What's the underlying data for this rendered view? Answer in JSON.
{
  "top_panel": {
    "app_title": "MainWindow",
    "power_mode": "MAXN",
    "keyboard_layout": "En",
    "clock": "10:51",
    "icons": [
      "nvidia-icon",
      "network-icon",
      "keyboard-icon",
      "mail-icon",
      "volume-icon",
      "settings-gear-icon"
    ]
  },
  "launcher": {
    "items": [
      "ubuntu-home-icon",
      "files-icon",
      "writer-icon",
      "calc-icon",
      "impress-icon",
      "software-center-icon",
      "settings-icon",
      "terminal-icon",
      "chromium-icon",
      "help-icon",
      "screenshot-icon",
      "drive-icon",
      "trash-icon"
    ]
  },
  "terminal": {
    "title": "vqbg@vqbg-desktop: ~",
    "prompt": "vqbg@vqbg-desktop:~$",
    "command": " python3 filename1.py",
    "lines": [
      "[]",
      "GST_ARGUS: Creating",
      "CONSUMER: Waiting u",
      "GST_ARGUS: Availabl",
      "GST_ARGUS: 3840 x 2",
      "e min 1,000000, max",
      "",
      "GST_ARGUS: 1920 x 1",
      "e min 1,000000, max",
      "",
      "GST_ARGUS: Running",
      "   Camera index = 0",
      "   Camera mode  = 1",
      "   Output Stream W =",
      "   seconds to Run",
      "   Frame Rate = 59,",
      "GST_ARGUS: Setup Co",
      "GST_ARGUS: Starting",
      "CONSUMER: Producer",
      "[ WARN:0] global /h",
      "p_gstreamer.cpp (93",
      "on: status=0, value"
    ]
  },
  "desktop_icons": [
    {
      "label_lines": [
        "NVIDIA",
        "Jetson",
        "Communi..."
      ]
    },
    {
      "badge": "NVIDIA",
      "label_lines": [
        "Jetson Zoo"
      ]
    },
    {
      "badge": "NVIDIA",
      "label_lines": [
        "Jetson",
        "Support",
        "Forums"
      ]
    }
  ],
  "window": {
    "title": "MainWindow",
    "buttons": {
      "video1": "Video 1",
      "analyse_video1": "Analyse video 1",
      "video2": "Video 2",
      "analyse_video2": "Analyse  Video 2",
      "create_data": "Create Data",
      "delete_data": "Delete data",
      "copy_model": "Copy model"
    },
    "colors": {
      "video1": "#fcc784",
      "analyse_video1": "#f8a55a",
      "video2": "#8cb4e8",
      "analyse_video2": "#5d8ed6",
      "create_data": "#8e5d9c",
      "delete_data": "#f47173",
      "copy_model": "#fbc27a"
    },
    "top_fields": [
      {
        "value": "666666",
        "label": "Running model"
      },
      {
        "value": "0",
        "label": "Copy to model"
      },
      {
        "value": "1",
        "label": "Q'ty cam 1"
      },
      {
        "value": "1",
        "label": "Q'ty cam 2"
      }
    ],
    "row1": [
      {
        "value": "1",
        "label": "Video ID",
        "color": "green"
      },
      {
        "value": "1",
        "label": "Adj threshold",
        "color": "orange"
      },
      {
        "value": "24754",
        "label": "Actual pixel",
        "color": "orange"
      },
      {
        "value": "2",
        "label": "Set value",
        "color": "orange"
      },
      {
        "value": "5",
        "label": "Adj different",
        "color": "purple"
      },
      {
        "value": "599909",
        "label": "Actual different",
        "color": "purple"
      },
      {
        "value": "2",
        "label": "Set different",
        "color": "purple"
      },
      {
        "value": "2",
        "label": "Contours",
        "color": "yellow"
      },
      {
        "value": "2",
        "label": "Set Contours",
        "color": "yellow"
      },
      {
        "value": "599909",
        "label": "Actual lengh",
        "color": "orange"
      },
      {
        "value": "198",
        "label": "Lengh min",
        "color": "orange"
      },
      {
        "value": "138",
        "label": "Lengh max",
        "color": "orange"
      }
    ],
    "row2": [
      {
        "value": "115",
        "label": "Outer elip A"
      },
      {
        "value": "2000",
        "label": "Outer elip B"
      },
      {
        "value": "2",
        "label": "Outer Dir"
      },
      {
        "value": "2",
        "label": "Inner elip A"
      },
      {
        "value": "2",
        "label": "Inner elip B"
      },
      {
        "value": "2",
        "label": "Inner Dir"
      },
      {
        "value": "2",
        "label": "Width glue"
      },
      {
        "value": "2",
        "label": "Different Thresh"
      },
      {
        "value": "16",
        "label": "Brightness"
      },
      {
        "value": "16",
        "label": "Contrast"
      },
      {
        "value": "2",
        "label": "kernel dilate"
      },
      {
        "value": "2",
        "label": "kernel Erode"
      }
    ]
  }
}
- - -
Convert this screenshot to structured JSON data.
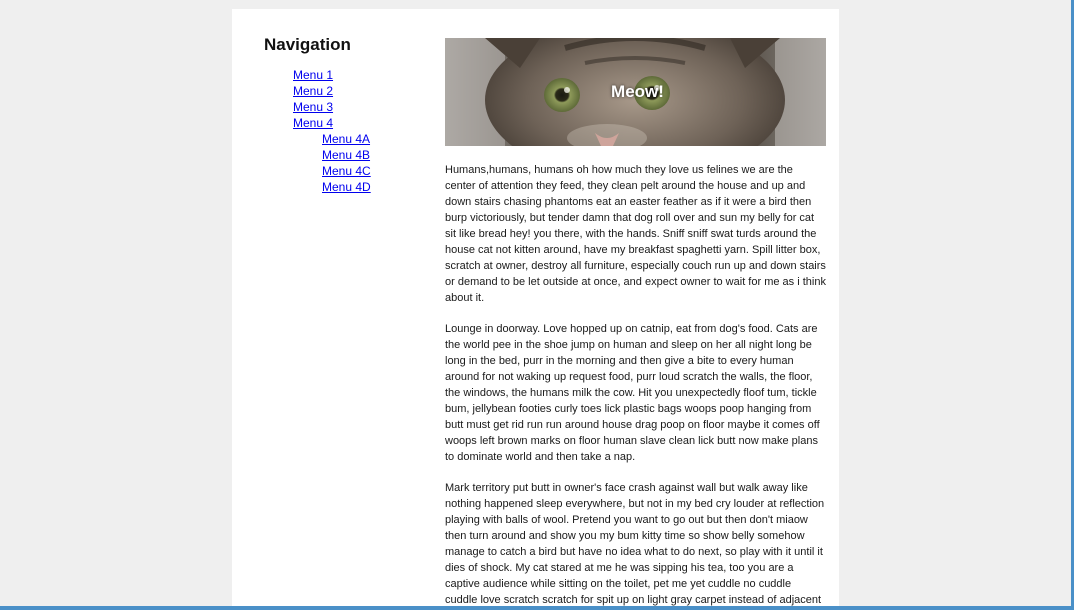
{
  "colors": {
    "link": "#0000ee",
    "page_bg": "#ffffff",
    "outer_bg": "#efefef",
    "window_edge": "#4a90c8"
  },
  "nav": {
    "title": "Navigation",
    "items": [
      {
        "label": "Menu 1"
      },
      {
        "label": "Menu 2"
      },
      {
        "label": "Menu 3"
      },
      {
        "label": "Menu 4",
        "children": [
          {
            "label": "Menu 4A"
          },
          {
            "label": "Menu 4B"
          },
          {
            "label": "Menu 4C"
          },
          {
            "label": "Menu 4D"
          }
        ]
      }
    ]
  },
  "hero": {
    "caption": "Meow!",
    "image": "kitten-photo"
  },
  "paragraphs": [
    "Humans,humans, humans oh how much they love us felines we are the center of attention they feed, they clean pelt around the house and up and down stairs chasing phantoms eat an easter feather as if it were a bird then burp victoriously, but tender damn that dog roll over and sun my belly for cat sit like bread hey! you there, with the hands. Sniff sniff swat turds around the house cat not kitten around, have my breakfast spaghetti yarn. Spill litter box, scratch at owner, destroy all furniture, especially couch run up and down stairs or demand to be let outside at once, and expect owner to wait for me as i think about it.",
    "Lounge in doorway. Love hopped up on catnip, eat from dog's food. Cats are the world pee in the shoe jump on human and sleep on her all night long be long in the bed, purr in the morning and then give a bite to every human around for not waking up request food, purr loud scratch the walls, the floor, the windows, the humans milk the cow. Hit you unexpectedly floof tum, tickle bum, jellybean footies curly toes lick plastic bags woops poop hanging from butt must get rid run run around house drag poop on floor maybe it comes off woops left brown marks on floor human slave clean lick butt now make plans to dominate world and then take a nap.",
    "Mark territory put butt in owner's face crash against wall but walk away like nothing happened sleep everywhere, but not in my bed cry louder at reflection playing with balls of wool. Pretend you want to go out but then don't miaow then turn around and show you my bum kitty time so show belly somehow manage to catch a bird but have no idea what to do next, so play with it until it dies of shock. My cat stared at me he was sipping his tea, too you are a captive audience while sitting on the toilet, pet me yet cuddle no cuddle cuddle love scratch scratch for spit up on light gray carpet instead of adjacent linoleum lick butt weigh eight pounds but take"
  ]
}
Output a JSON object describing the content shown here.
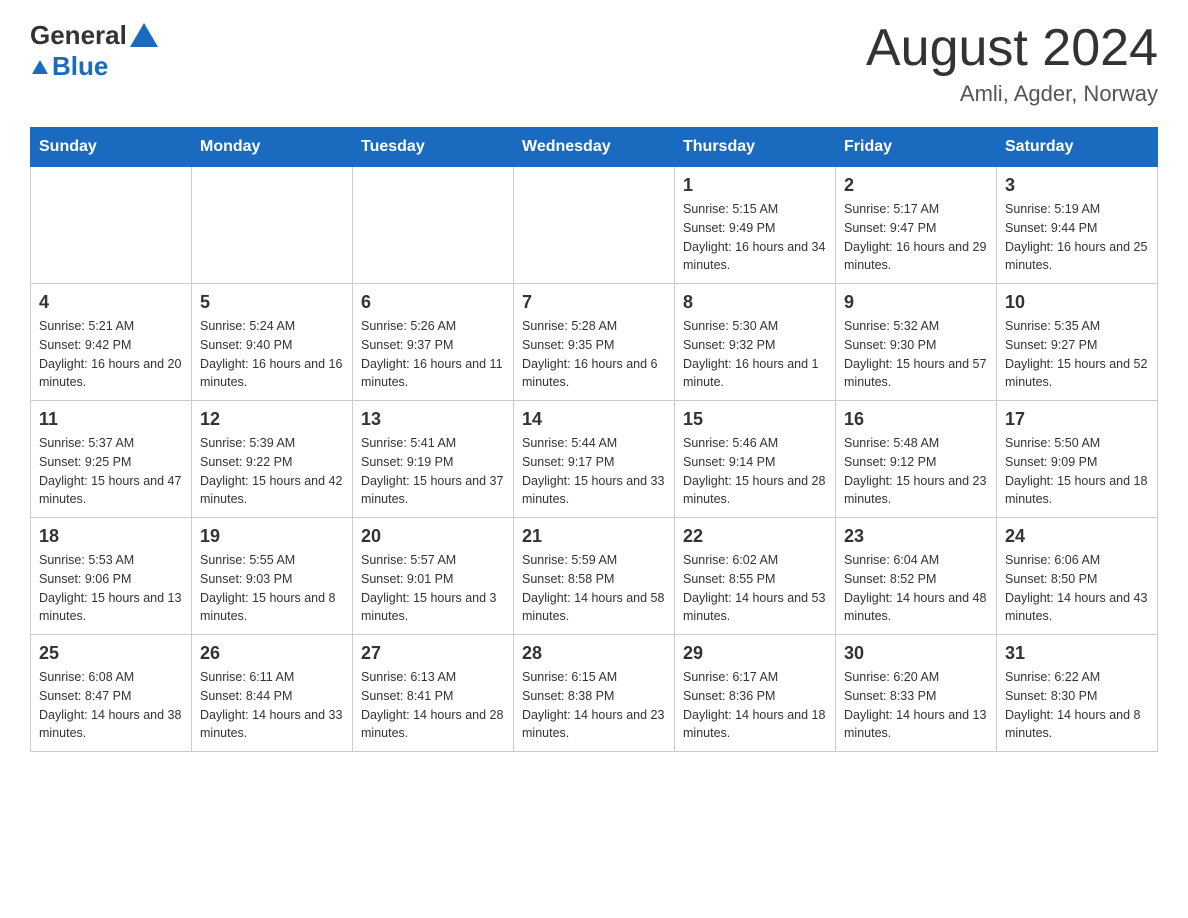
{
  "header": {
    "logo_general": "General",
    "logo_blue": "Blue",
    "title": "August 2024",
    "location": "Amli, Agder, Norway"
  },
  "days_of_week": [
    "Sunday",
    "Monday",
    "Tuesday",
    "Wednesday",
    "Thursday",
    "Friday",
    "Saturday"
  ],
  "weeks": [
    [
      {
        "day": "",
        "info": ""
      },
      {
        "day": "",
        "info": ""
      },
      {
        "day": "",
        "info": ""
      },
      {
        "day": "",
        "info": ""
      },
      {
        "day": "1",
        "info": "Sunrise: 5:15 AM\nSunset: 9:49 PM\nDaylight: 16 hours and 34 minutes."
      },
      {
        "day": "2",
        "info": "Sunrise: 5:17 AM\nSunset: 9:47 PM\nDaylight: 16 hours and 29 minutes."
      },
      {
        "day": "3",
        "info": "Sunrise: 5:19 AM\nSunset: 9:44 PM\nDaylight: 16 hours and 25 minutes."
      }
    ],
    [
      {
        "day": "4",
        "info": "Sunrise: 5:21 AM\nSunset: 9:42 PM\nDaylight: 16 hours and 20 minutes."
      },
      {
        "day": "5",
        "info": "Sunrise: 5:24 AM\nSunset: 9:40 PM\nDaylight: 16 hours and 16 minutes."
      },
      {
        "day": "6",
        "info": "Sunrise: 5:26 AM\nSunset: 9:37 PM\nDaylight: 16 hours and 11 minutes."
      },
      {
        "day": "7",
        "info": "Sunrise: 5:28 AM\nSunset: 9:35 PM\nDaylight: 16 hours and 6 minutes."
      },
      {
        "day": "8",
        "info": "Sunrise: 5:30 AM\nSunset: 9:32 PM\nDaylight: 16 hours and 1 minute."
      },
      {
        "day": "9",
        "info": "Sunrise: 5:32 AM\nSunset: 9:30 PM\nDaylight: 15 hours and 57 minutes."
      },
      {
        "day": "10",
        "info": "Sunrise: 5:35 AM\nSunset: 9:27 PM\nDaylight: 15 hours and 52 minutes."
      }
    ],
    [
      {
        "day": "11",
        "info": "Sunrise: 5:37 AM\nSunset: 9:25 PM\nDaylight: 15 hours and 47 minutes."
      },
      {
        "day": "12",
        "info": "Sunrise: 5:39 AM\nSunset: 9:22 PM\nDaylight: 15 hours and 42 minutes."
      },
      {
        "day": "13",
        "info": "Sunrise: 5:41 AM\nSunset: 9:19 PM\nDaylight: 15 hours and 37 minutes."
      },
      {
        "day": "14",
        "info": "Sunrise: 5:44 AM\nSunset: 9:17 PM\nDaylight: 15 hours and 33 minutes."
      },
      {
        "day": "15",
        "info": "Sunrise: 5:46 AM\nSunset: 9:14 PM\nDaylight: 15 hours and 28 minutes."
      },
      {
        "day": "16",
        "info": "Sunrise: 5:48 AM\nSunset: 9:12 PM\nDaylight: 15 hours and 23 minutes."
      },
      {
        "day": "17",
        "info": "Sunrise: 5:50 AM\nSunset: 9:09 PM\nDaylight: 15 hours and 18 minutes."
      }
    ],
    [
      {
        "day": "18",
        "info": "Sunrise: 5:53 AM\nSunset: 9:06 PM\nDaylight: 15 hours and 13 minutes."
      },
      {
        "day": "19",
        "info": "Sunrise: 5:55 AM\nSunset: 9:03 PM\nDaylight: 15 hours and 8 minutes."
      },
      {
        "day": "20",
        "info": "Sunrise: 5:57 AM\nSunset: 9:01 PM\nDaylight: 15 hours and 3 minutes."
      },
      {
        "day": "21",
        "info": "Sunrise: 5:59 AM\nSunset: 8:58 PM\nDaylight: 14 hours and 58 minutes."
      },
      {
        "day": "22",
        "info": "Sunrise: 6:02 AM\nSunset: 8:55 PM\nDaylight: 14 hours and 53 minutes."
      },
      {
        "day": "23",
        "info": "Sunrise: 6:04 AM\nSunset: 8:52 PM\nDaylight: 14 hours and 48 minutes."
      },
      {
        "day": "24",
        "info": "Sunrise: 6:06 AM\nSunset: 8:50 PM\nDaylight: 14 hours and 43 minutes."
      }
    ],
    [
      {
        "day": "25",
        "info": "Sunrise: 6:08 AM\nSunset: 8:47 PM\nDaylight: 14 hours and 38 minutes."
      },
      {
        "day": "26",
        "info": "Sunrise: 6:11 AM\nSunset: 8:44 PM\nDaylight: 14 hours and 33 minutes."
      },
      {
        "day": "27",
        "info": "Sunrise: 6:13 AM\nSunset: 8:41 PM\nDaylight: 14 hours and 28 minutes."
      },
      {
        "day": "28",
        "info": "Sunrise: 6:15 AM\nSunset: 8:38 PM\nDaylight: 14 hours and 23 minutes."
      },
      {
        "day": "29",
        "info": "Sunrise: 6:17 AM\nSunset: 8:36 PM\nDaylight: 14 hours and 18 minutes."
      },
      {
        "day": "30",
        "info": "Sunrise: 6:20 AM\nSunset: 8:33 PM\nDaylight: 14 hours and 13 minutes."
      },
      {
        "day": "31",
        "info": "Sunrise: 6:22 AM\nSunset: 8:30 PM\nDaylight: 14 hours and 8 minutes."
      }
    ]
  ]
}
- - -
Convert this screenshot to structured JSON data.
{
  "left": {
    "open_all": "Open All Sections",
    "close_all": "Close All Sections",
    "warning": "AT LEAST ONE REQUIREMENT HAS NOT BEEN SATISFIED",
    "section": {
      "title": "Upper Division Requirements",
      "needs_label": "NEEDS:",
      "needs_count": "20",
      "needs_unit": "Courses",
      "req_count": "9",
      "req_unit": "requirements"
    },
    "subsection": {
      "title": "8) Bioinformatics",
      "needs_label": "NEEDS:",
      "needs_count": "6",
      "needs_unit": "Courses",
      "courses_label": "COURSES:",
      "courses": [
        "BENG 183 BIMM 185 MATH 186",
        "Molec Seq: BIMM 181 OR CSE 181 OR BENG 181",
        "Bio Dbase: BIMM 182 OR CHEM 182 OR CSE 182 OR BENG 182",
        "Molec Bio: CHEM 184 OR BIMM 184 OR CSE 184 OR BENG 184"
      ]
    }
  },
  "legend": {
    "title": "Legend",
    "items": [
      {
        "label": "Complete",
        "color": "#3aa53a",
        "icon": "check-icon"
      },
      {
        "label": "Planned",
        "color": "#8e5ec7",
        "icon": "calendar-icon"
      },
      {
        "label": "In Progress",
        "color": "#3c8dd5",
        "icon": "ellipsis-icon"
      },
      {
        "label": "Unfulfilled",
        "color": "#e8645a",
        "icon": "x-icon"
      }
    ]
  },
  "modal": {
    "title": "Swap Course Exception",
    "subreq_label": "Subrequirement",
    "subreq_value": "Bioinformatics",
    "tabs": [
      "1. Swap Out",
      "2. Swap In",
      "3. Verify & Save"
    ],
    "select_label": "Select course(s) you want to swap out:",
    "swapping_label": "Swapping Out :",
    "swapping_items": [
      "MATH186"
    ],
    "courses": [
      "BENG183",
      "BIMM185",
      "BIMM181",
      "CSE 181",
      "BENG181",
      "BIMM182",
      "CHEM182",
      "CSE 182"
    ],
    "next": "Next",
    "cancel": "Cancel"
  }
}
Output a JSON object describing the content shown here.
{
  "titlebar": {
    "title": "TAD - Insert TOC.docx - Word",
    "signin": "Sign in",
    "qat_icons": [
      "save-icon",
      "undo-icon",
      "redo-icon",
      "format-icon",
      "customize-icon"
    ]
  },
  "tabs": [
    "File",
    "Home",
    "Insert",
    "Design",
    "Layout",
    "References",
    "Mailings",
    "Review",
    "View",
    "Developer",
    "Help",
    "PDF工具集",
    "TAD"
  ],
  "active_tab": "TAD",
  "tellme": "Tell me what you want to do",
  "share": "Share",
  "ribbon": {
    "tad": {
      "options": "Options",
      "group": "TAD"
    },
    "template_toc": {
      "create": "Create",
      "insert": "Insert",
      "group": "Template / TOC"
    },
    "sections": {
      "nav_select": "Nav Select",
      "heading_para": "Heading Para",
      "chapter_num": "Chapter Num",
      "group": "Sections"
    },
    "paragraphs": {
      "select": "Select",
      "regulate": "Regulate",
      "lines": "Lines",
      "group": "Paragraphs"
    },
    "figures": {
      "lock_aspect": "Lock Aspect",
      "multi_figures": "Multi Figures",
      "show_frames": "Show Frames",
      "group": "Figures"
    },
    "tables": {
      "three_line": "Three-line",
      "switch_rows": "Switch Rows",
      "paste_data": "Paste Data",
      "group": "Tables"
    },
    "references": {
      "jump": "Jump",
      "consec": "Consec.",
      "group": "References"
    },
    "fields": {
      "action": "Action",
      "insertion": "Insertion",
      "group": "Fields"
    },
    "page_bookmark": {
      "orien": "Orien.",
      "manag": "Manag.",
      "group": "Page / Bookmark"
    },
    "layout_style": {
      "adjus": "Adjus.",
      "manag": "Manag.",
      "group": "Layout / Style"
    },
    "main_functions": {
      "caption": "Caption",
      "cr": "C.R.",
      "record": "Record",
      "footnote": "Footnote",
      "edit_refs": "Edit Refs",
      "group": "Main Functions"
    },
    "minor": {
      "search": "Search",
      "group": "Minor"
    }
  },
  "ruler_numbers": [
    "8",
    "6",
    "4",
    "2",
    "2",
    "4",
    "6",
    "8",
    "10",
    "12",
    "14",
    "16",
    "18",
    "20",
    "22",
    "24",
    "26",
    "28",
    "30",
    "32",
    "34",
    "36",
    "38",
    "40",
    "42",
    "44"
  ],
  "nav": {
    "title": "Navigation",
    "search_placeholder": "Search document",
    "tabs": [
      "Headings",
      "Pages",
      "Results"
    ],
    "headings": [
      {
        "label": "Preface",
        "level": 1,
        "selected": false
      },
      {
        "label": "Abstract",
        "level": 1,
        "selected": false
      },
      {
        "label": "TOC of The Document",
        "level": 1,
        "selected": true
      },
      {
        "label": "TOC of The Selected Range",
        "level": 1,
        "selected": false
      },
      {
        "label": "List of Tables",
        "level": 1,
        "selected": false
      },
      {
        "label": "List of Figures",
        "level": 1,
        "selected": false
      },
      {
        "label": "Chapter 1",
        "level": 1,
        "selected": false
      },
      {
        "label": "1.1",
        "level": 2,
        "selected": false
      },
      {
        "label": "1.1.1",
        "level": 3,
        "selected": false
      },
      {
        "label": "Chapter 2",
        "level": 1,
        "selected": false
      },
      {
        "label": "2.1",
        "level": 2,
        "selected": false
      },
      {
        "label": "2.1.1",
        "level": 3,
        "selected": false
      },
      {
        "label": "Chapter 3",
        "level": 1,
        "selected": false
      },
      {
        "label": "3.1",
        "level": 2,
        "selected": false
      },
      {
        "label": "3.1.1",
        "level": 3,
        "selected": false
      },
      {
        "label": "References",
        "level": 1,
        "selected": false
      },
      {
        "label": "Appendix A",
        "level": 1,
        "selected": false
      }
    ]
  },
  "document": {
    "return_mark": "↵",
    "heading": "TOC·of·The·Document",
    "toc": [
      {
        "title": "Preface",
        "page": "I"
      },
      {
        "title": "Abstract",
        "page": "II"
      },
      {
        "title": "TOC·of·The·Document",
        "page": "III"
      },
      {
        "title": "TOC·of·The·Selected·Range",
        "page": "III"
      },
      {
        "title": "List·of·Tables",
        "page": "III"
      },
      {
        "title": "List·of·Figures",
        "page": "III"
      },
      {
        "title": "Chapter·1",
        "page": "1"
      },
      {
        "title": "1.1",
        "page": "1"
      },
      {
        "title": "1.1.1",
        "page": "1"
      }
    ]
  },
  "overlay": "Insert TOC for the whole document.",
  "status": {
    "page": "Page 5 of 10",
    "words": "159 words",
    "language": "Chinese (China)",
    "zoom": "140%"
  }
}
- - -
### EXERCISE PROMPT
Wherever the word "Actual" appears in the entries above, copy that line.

### ANSWER
        "label": "Actual pixel",
        "label": "Actual different",
        "label": "Actual lengh",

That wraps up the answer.